as there is only one unique value of `grp`.

-
There are just too many groups formed by `by`. I don't recommend you do this but another way to see the issue is to form the sub-data frames that aggregate would work on it the `grp` didn't go to `Inf`: `length(split(do.call(paste, df), df))`. WARNING that will some consume all your RAM (on my 4GB laptop I was quickly thrashing swap space). – Gavin Simpson Jan 21 at 14:35
(+1) brilliant!
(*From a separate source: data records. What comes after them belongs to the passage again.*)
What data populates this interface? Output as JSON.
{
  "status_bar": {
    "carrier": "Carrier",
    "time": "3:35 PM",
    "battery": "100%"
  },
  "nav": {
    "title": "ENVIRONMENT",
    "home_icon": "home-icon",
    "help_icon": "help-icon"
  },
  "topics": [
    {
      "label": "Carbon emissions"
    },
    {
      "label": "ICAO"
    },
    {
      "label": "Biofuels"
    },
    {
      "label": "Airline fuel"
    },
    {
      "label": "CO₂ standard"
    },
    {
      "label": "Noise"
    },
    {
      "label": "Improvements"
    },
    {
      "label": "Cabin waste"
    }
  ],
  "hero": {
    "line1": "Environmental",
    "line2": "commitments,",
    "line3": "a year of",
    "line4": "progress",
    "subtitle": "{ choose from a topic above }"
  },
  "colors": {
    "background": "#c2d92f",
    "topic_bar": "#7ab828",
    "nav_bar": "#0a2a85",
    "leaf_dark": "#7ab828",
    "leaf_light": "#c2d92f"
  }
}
I just ran the function step by step and was able to reproduce what you mention. – Arun Jan 21 at 14:39
@Arun yep, `debugonce()` is your friend for this sort of thing. – Gavin Simpson Jan 21 at 14:40
I also see that the numbers generated for `grp` seems to increase quite rapidly. They are already 10 digits after 20 iterations! Thanks for `debugonce()`. I'll remember that for the next time. – Arun Jan 21 at 14:42